Scarborough-Malvern LRT Plans

Scarborough-Malvern LRTTwo open houses were recently held for the Scarborough-Malvern LRT line. I was unable to attend either open house, but there is a good write up on Steve Munro’s website. I have saved a copy of the display panels here (1.6 MB).

I won’t go into explaining all the details of the route, as you can check out the display panels for that. As this line will not be going to Malvern, a name change for it might be in order, perhaps the West Hill LRT?

I will comment on the connection with the University of Toronto Scarborough Campus. The line makes a dog leg to connect with this major trip generator and one nice thing about this is that the line will leave a median right of way on Morningside Avenue south of the Highland Creek bridge. It will run on the east side of the road and over its own new bridge and remain on the side of the road up Morningside and along Ellesmere before returning to a median up Military Trail to Morningside and then up Morningside in a median. Hopefully, this alignment will take advantage of the lower cost ballasted tie construction and not be encased in concrete the whole way.

I do think that a better alignment would be to veer away from Morningside starting with the bridge over Highland Creek and cut through the woods. Here is the image from the display boards with my alignment added in yellow:

3 Responses to “Scarborough-Malvern LRT Plans”

  1. Leo Petr Says:

    1. You are severely underestimating the grades involved. Ellesmere is graded. The woods are not, plus the really tall hill you are going up is subject to severe erosion.

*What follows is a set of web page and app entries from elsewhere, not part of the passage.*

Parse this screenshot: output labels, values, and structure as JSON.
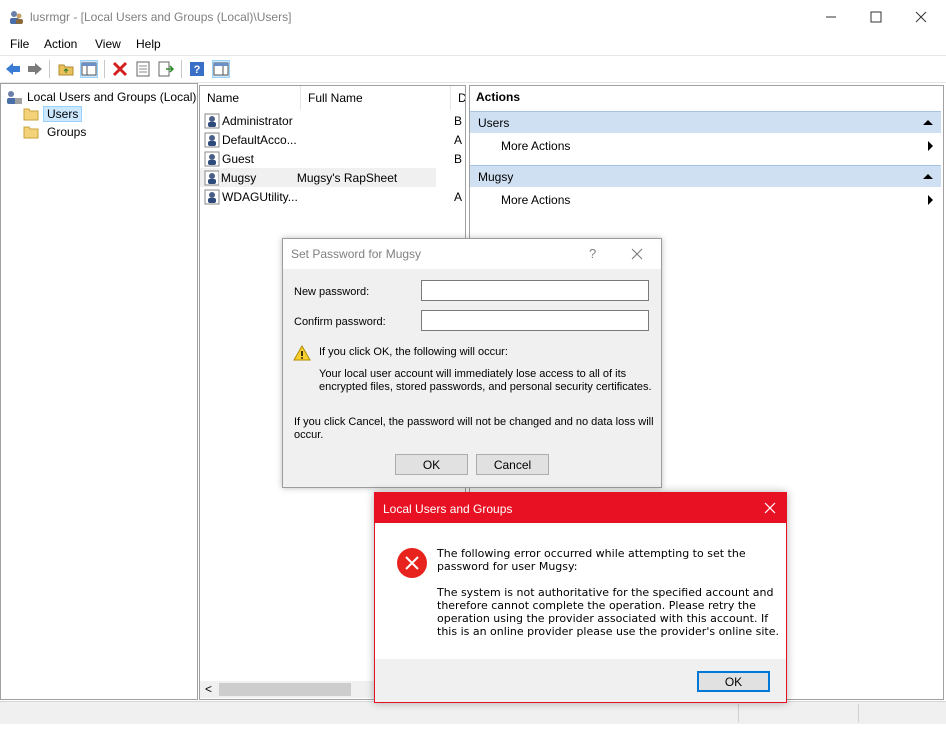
{
  "window": {
    "title": "lusrmgr - [Local Users and Groups (Local)\\Users]"
  },
  "menu": [
    "File",
    "Action",
    "View",
    "Help"
  ],
  "tree": {
    "root": "Local Users and Groups (Local)",
    "children": [
      "Users",
      "Groups"
    ]
  },
  "list": {
    "headers": [
      "Name",
      "Full Name",
      "D"
    ],
    "rows": [
      {
        "name": "Administrator",
        "full_name": "",
        "desc": "B"
      },
      {
        "name": "DefaultAcco...",
        "full_name": "",
        "desc": "A"
      },
      {
        "name": "Guest",
        "full_name": "",
        "desc": "B"
      },
      {
        "name": "Mugsy",
        "full_name": "Mugsy's RapSheet",
        "desc": ""
      },
      {
        "name": "WDAGUtility...",
        "full_name": "",
        "desc": "A"
      }
    ],
    "scroll_left": "<"
  },
  "actions": {
    "title": "Actions",
    "sections": [
      {
        "header": "Users",
        "item": "More Actions"
      },
      {
        "header": "Mugsy",
        "item": "More Actions"
      }
    ]
  },
  "password_dialog": {
    "title": "Set Password for Mugsy",
    "help": "?",
    "new_password_label": "New password:",
    "confirm_password_label": "Confirm password:",
    "new_password_value": "",
    "confirm_password_value": "",
    "warning_heading": "If you click OK, the following will occur:",
    "warning_line1": "Your local user account will immediately lose access to all of its",
    "warning_line2": "encrypted files, stored passwords, and personal security certificates.",
    "cancel_line1": "If you click Cancel, the password will not be changed and no data loss will",
    "cancel_line2": "occur.",
    "ok_label": "OK",
    "cancel_label": "Cancel"
  },
  "error_dialog": {
    "title": "Local Users and Groups",
    "line1": "The following error occurred while attempting to set the",
    "line2": "password for user Mugsy:",
    "line3": "The system is not authoritative for the specified account and",
    "line4": "therefore cannot complete the operation. Please retry the",
    "line5": "operation using the provider associated with this account. If",
    "line6": "this is an online provider please use the provider's online site.",
    "ok_label": "OK"
  },
  "colors": {
    "error_red": "#e81123",
    "action_header": "#cfe0f3",
    "selection": "#cce8ff"
  }
}
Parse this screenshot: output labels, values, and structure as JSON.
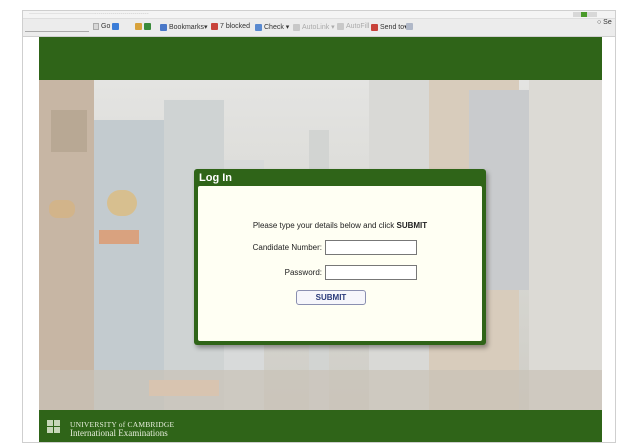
{
  "browser": {
    "status_line": "····························································",
    "toolbar": {
      "go_label": "Go",
      "bookmarks_label": "Bookmarks▾",
      "blocked_label": "7 blocked",
      "check_label": "Check ▾",
      "autolink_label": "AutoLink ▾",
      "autofill_label": "AutoFill",
      "sendto_label": "Send to▾",
      "page_label": "○ Se"
    },
    "colors": {
      "accent": "#2f6418",
      "toolbar_bg": "#ececec"
    }
  },
  "site": {
    "footer": {
      "logo_line1": "UNIVERSITY of CAMBRIDGE",
      "logo_line2": "International Examinations"
    }
  },
  "login": {
    "title": "Log In",
    "instructions_prefix": "Please type your details below and click ",
    "instructions_emphasis": "SUBMIT",
    "candidate_label": "Candidate Number:",
    "candidate_value": "",
    "password_label": "Password:",
    "password_value": "",
    "submit_label": "SUBMIT"
  }
}
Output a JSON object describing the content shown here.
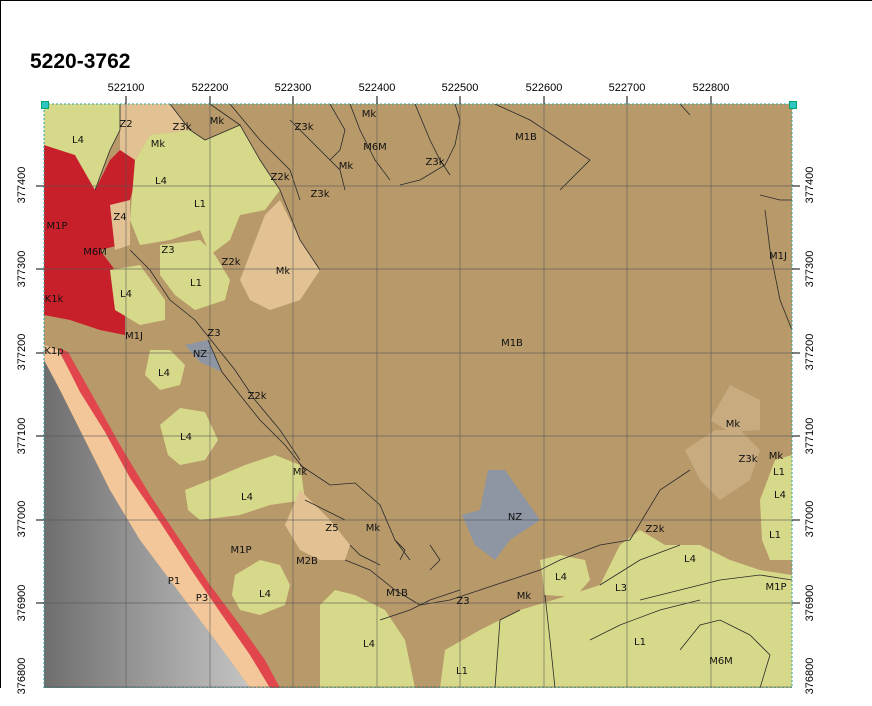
{
  "title": "5220-3762",
  "x_ticks": [
    "522100",
    "522200",
    "522300",
    "522400",
    "522500",
    "522600",
    "522700",
    "522800"
  ],
  "y_ticks_left": [
    "377400",
    "377300",
    "377200",
    "377100",
    "377000",
    "376900",
    "376800"
  ],
  "y_ticks_right": [
    "377400",
    "377300",
    "377200",
    "377100",
    "377000",
    "376900",
    "376800"
  ],
  "legend_colors": {
    "M1B": "#b8996a",
    "L": "#d7d98a",
    "Z": "#e2c293",
    "M1P": "#c8202a",
    "P": "#f3c79a",
    "NZ": "#8e96a4",
    "sea": "#8c8c8c"
  },
  "polygon_labels": [
    {
      "text": "L4",
      "id": "l4-a"
    },
    {
      "text": "Z2",
      "id": "z2-a"
    },
    {
      "text": "Z3k",
      "id": "z3k-a"
    },
    {
      "text": "Mk",
      "id": "mk-a"
    },
    {
      "text": "Z3k",
      "id": "z3k-b"
    },
    {
      "text": "Mk",
      "id": "mk-b"
    },
    {
      "text": "M6M",
      "id": "m6m-a"
    },
    {
      "text": "M1B",
      "id": "m1b-a"
    },
    {
      "text": "Mk",
      "id": "mk-c"
    },
    {
      "text": "Z3k",
      "id": "z3k-c"
    },
    {
      "text": "L4",
      "id": "l4-b"
    },
    {
      "text": "Z2k",
      "id": "z2k-a"
    },
    {
      "text": "Mk",
      "id": "mk-d"
    },
    {
      "text": "Z3k",
      "id": "z3k-d"
    },
    {
      "text": "L1",
      "id": "l1-a"
    },
    {
      "text": "Z4",
      "id": "z4-a"
    },
    {
      "text": "M1P",
      "id": "m1p-a"
    },
    {
      "text": "M6M",
      "id": "m6m-b"
    },
    {
      "text": "Z3",
      "id": "z3-a"
    },
    {
      "text": "Z2k",
      "id": "z2k-b"
    },
    {
      "text": "Mk",
      "id": "mk-e"
    },
    {
      "text": "L1",
      "id": "l1-b"
    },
    {
      "text": "M1J",
      "id": "m1j-a"
    },
    {
      "text": "K1k",
      "id": "k1k-a"
    },
    {
      "text": "L4",
      "id": "l4-c"
    },
    {
      "text": "Z3",
      "id": "z3-b"
    },
    {
      "text": "M1J",
      "id": "m1j-b"
    },
    {
      "text": "NZ",
      "id": "nz-a"
    },
    {
      "text": "K1p",
      "id": "k1p-a"
    },
    {
      "text": "M1B",
      "id": "m1b-b"
    },
    {
      "text": "L4",
      "id": "l4-d"
    },
    {
      "text": "Z2k",
      "id": "z2k-c"
    },
    {
      "text": "L4",
      "id": "l4-e"
    },
    {
      "text": "Mk",
      "id": "mk-f"
    },
    {
      "text": "Z3k",
      "id": "z3k-e"
    },
    {
      "text": "Mk",
      "id": "mk-g"
    },
    {
      "text": "L1",
      "id": "l1-c"
    },
    {
      "text": "Mk",
      "id": "mk-h"
    },
    {
      "text": "L4",
      "id": "l4-f"
    },
    {
      "text": "L4",
      "id": "l4-g"
    },
    {
      "text": "NZ",
      "id": "nz-b"
    },
    {
      "text": "Z5",
      "id": "z5-a"
    },
    {
      "text": "Mk",
      "id": "mk-i"
    },
    {
      "text": "Z2k",
      "id": "z2k-d"
    },
    {
      "text": "L1",
      "id": "l1-d"
    },
    {
      "text": "M1P",
      "id": "m1p-b"
    },
    {
      "text": "M2B",
      "id": "m2b-a"
    },
    {
      "text": "L4",
      "id": "l4-h"
    },
    {
      "text": "L4",
      "id": "l4-i"
    },
    {
      "text": "L3",
      "id": "l3-a"
    },
    {
      "text": "M1P",
      "id": "m1p-c"
    },
    {
      "text": "P1",
      "id": "p1-a"
    },
    {
      "text": "L4",
      "id": "l4-j"
    },
    {
      "text": "M1B",
      "id": "m1b-c"
    },
    {
      "text": "Z3",
      "id": "z3-c"
    },
    {
      "text": "Mk",
      "id": "mk-j"
    },
    {
      "text": "P3",
      "id": "p3-a"
    },
    {
      "text": "L4",
      "id": "l4-k"
    },
    {
      "text": "L1",
      "id": "l1-e"
    },
    {
      "text": "L1",
      "id": "l1-f"
    },
    {
      "text": "M6M",
      "id": "m6m-c"
    }
  ]
}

UTSC put a giant wooden gazebo on that hill in the 90s, which it then had to condemn and demolish because the foundations eroded.

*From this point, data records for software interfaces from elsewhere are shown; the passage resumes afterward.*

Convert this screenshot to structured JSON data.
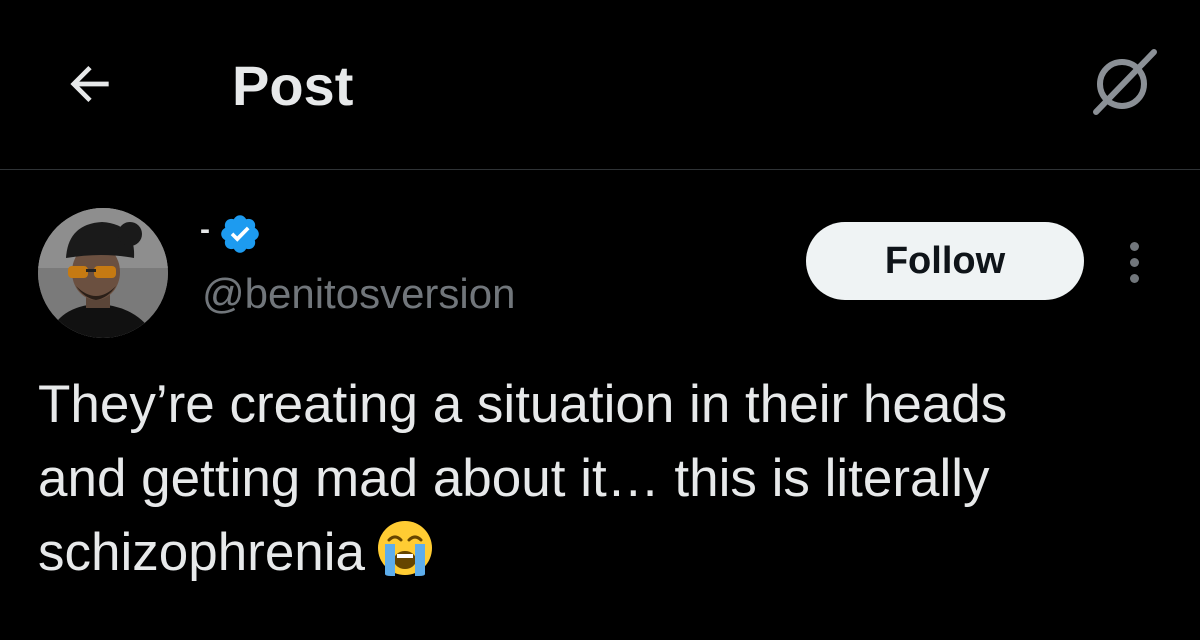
{
  "header": {
    "back_icon": "arrow-left-icon",
    "title": "Post",
    "grok_icon": "grok-icon"
  },
  "author": {
    "display_name": "-",
    "verified_icon": "verified-badge-icon",
    "verified_color": "#1d9bf0",
    "handle": "@benitosversion",
    "follow_label": "Follow",
    "more_icon": "more-vertical-icon"
  },
  "tweet": {
    "line1": "They’re creating a situation in their heads",
    "line2": "and getting mad about it… this is literally",
    "line3": "schizophrenia",
    "emoji": "loudly-crying-face-emoji"
  },
  "colors": {
    "background": "#000000",
    "text_primary": "#e7e9ea",
    "text_secondary": "#71767b",
    "divider": "#2f3336",
    "follow_bg": "#eff3f4",
    "follow_text": "#0f1419"
  }
}
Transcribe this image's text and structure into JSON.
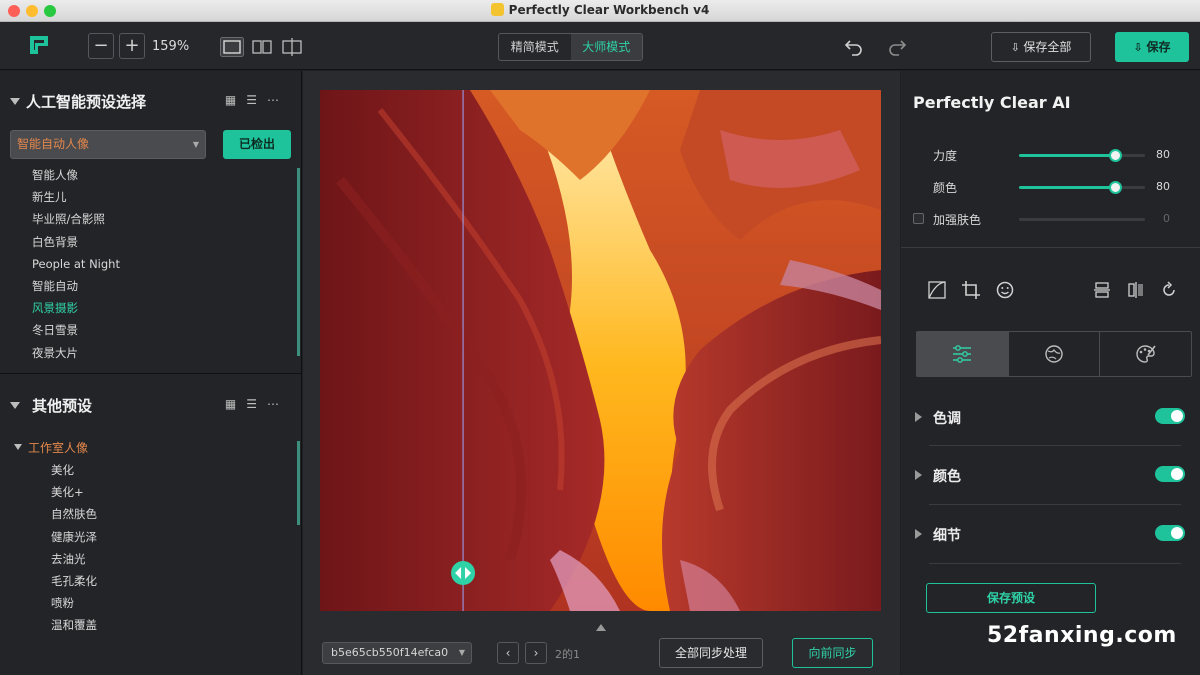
{
  "window": {
    "title": "Perfectly Clear Workbench v4"
  },
  "toolbar": {
    "zoom_out": "−",
    "zoom_in": "+",
    "zoom_value": "159%",
    "mode_simple": "精简模式",
    "mode_master": "大师模式",
    "save_all": "保存全部",
    "save": "保存",
    "accent": "#1ec39c"
  },
  "left": {
    "ai_section": {
      "title": "人工智能预设选择",
      "selected": "智能自动人像",
      "detect_button": "已检出",
      "items": [
        "智能人像",
        "新生儿",
        "毕业照/合影照",
        "白色背景",
        "People at Night",
        "智能自动",
        "风景摄影",
        "冬日雪景",
        "夜景大片"
      ],
      "active_item": "风景摄影"
    },
    "other_section": {
      "title": "其他预设",
      "group": "工作室人像",
      "items": [
        "美化",
        "美化+",
        "自然肤色",
        "健康光泽",
        "去油光",
        "毛孔柔化",
        "喷粉",
        "温和覆盖"
      ]
    }
  },
  "center": {
    "file_name": "b5e65cb550f14efca0",
    "prev": "‹",
    "next": "›",
    "page_count": "2的1",
    "sync_all": "全部同步处理",
    "sync_forward": "向前同步",
    "compare_split": 0.255
  },
  "right": {
    "title": "Perfectly Clear AI",
    "sliders": [
      {
        "label": "力度",
        "value": "80",
        "fraction": 0.76
      },
      {
        "label": "颜色",
        "value": "80",
        "fraction": 0.76
      },
      {
        "label": "加强肤色",
        "value": "0",
        "fraction": 0.0
      }
    ],
    "sections": [
      {
        "label": "色调",
        "enabled": true
      },
      {
        "label": "颜色",
        "enabled": true
      },
      {
        "label": "细节",
        "enabled": true
      }
    ],
    "save_preset": "保存预设"
  },
  "watermark": "52fanxing.com"
}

    Here’s what your route looks like in Google Earth with elevation exaggeration of 3:

    2. You are underestimating property impacts. Your route goes up the stairs between the H-wing and the S-wing of the main university building. That’s a pretty central location. There is also a major basement level underneath.

    Cal’s comment: The grading issue is minor compared to the environmental issue with mature trees. Also, my yellow line was not intended to be a specific alignment for the tracks, but rather an approximation to show a path that could take the line closer to where its users may want to go.

  2. Kevin Says:

    The line looks good a on papaer but it would be difficult to construct such a line. The entire route would have to be elevated high over the forest. This would be expensive to say the least. It would also lead to the cutting of many mature trees which wouldnt sit well with environmentalist.

    Cal’s comment: Since first suggesting this, I have found that there really is a big issue with anything related to the mature forest. At least it seeds discussions as there ought to be a better way to serve the campus and hopefully avoid such an acute turn at Military Trail.

  3. JJ Says:

    This alignment makes a lot of sense. I fear though it’d only be worth the investment were this to be a subway line (likely an extension of the B-D Line if the S(L)RT’s truly here to stay) and UTSC were made to be the terminus (though going one station beyond, may be preferrable to reduce bus traffic on campus grounds and directly serve Centennial). Dissecting the underground passageway Leo speaks of is actually the primo, ideal spot for such a station because it’s central to all major campus buildings and wings (under a minute or two’s walk from the Science Wing, Humanities Wing, Bladen Wing, Management building, north and south residences, Arts and Admin building, the Meeting Place and the Student Centre). I’m sure realigning said walkway is a small price to pay for the huge gains in campus accessibility it’d provide. It’s also far enough away from any actual classrooms as not to disrupt lessons from the noise/vibrations.

    Cal’s comment: An extension of the B-D subway is simply too expensive to justify for the demands needed. My alignment suggestion is a problem because of the forested area it cuts through, but tunneling might be an idea. That would drive the cost up, but we are talking about a tunnel about a kilometre long (from the north side of the valley to Ellesmere) with one station.